Here are some simple cybersecurity measures that your employees can take to protect themselves from harm:
Be Aware of Email Malware
You’ve probably already heard of email malware—it’s certainly not new. Email is a highly effective and dangerous means for spreading malware, with spam and phishing messages that trick employees into installing malicious software. This software can then steal important credentials or create backdoors that hackers can use to control the infected device. TechBeacon states that 94% of malware was delivered by email in 2018, most commonly concealed in Microsoft Office documents and Windows applications. That’s why it’s always important to double-check the legitimacy of the sender before opening emails, and be especially wary when clicking on any embedded links and downloads.
Strictly Monitor the Use of Mobile Devices
Although the computer network in your workplace may be secure, have you ever considered the fact that many employees use their personal devices on the job to get their work done? This is particularly risky because HP suggests that employees often don’t take security seriously when it comes to their smartphones in the same way that they do with their laptops or office computers. In addition, attackers are creating more malware specifically for mobile platforms, which can extract highly confidential data from employees’ smartphones. In order to prevent this from happening, it’s important to strictly enforce compliance rules and require detailed encryption for cellphones.
Don’t Forget About Physical Security
One aspect of cybersecurity that is often overlooked is the physical security of your network. How do you dispose of that barely-functioning company laptop or the computer that’s way past its prime? Security can be compromised when businesses fail to properly destroy old hard drives or leave their computers exposed. Entrepreneur recommends the following security protocols: “encrypt your drives, leverage cloud backups, enclose any hardware ports exposed to the public, have old hardware disposed of by professionals and use theft recovery software, such as Prey Project, on business devices.”
Be Wary of Sharing Personal Data Online
Last of all, cybersecurity awareness shouldn’t end when office hours are over. You’ve probably taken one of those quizzes on Facebook to find out which celebrity you most closely resemble. Sure it’s all fun and games at first, but did you know that these quizzes can build up a detailed personal profile on you? Wired presents some of the common security questions they ask such as the name of your pet, which is often used to recover your forgotten passwords. That’s why it’s important to be especially wary when it comes to disclosing any personal information on social media.

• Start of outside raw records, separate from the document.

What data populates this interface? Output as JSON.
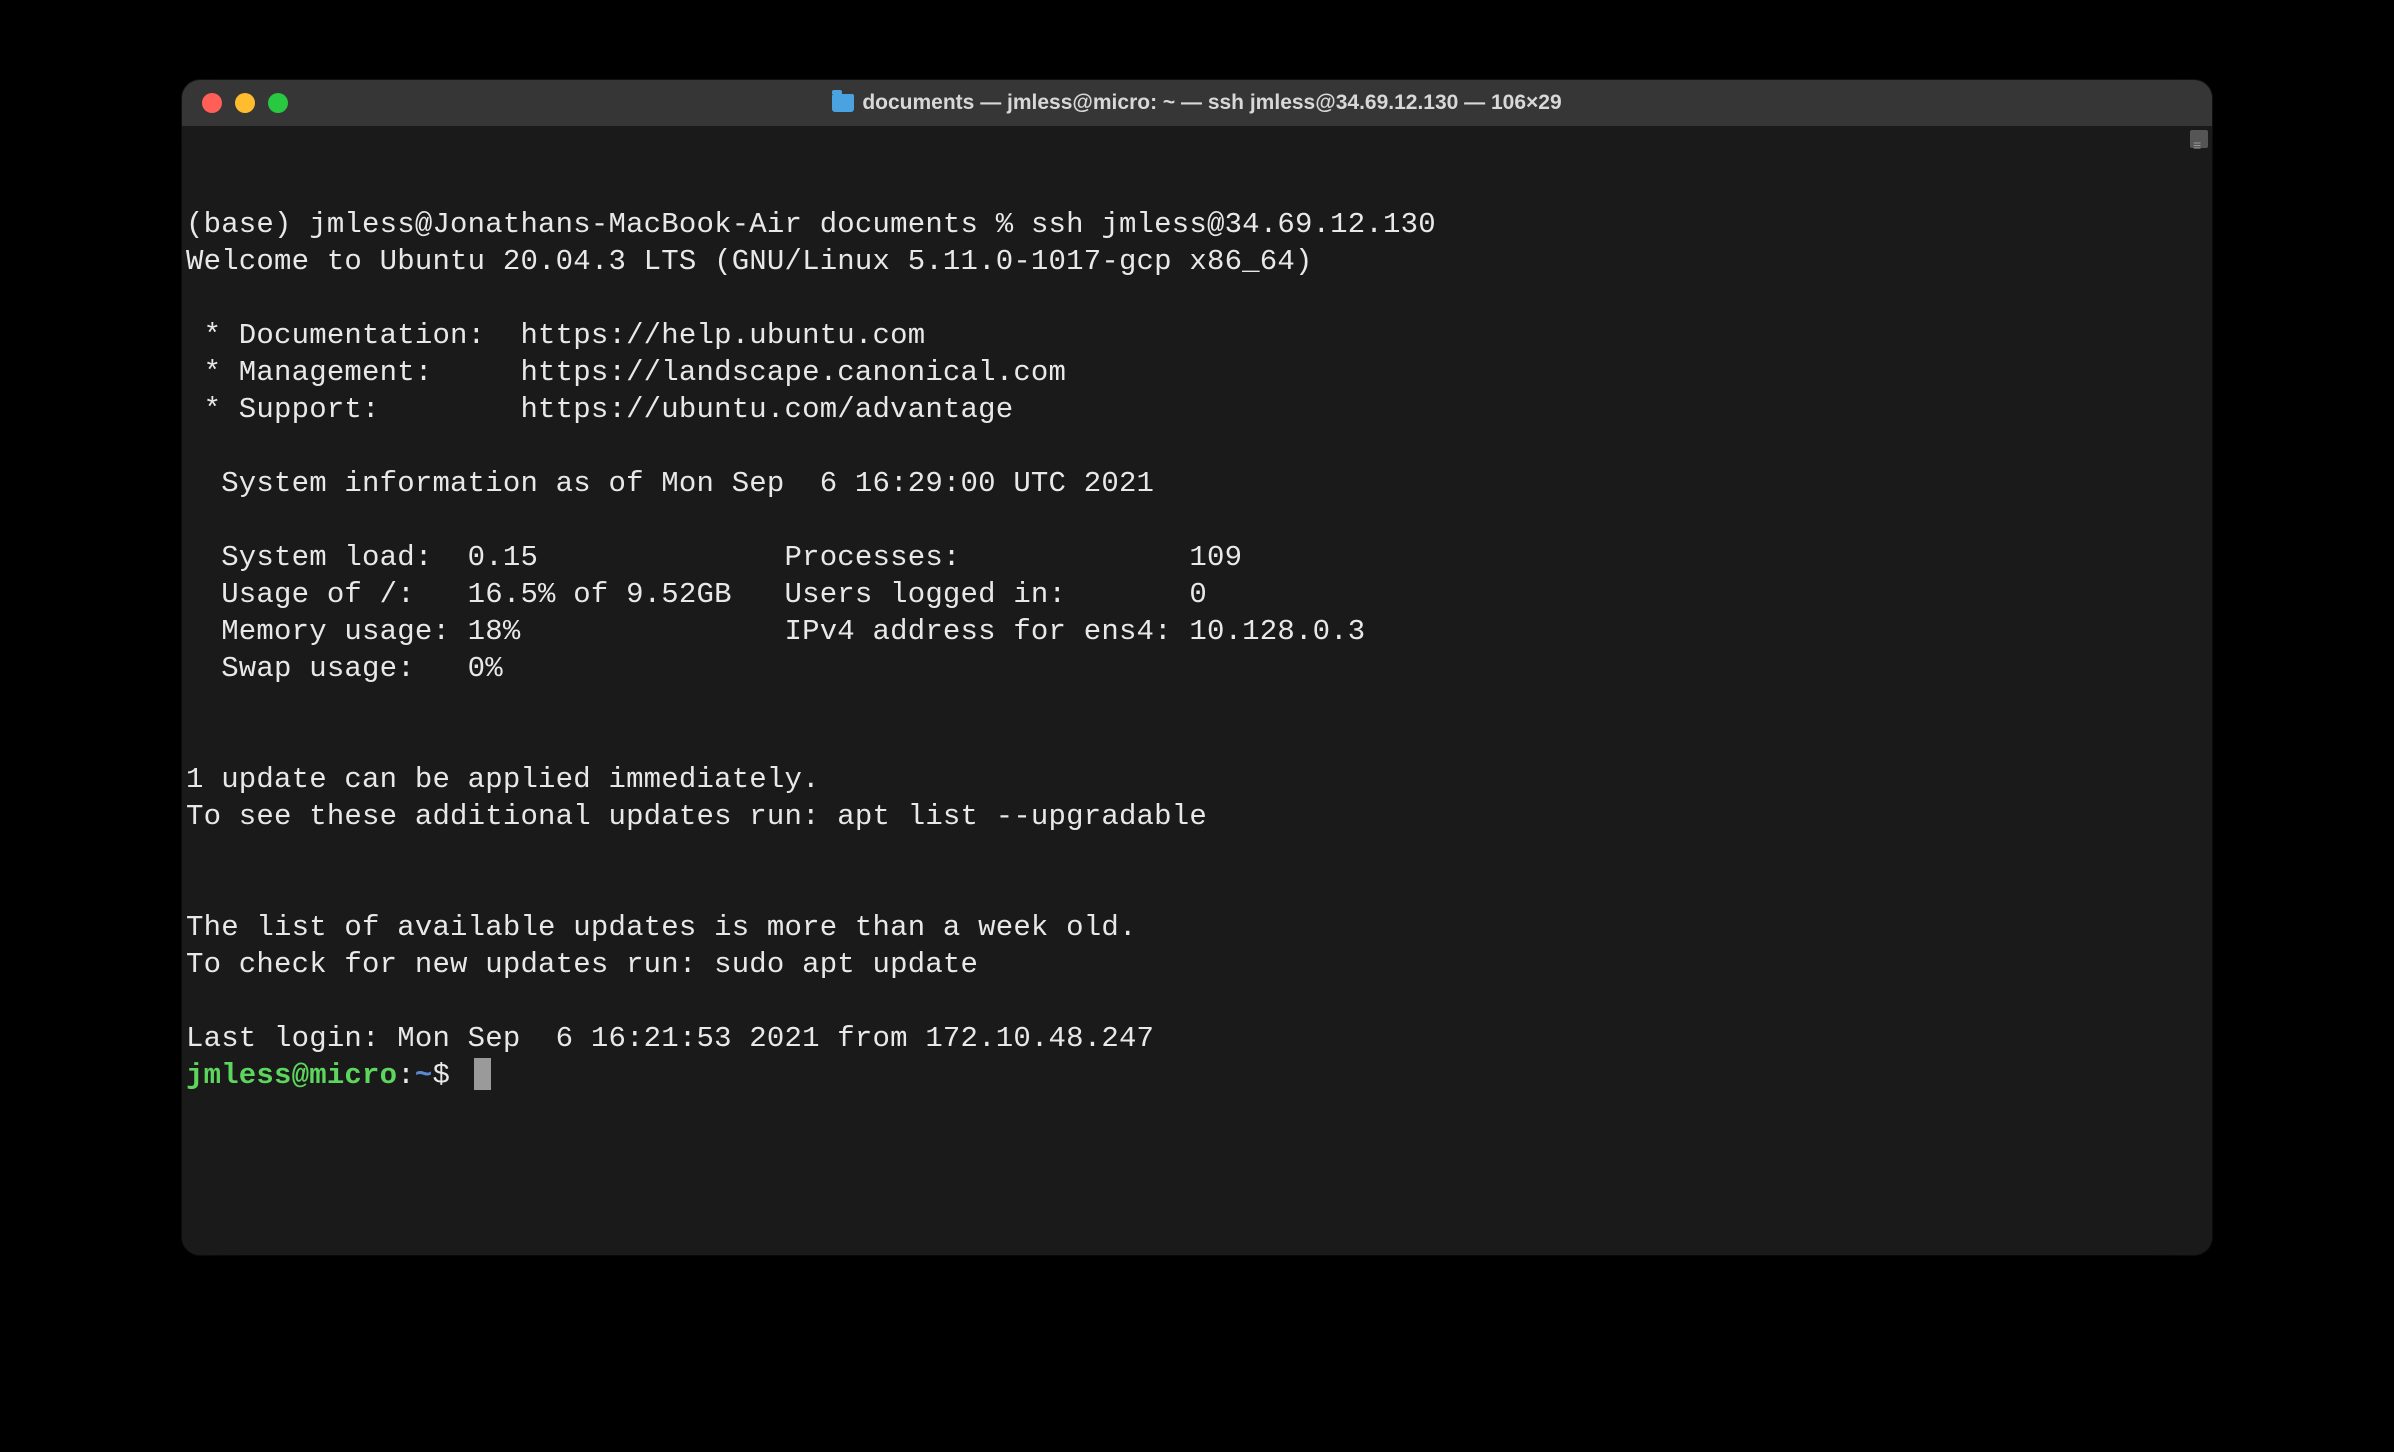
{
  "window": {
    "title": "documents — jmless@micro: ~ — ssh jmless@34.69.12.130 — 106×29"
  },
  "local_prompt": "(base) jmless@Jonathans-MacBook-Air documents % ",
  "command": "ssh jmless@34.69.12.130",
  "motd": {
    "welcome": "Welcome to Ubuntu 20.04.3 LTS (GNU/Linux 5.11.0-1017-gcp x86_64)",
    "links": {
      "doc": " * Documentation:  https://help.ubuntu.com",
      "mgmt": " * Management:     https://landscape.canonical.com",
      "support": " * Support:        https://ubuntu.com/advantage"
    },
    "sysinfo_header": "  System information as of Mon Sep  6 16:29:00 UTC 2021",
    "stats": {
      "l1": "  System load:  0.15              Processes:             109",
      "l2": "  Usage of /:   16.5% of 9.52GB   Users logged in:       0",
      "l3": "  Memory usage: 18%               IPv4 address for ens4: 10.128.0.3",
      "l4": "  Swap usage:   0%"
    },
    "updates1": "1 update can be applied immediately.",
    "updates2": "To see these additional updates run: apt list --upgradable",
    "stale1": "The list of available updates is more than a week old.",
    "stale2": "To check for new updates run: sudo apt update",
    "lastlogin": "Last login: Mon Sep  6 16:21:53 2021 from 172.10.48.247"
  },
  "remote_prompt": {
    "userhost": "jmless@micro",
    "colon": ":",
    "path": "~",
    "dollar": "$ "
  }
}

If you’re looking for some further reading, our very own Justas Markus has listed tips for figuring out if our smartphone has been compromised, including checking if the battery is draining quickly or taking longer to charge.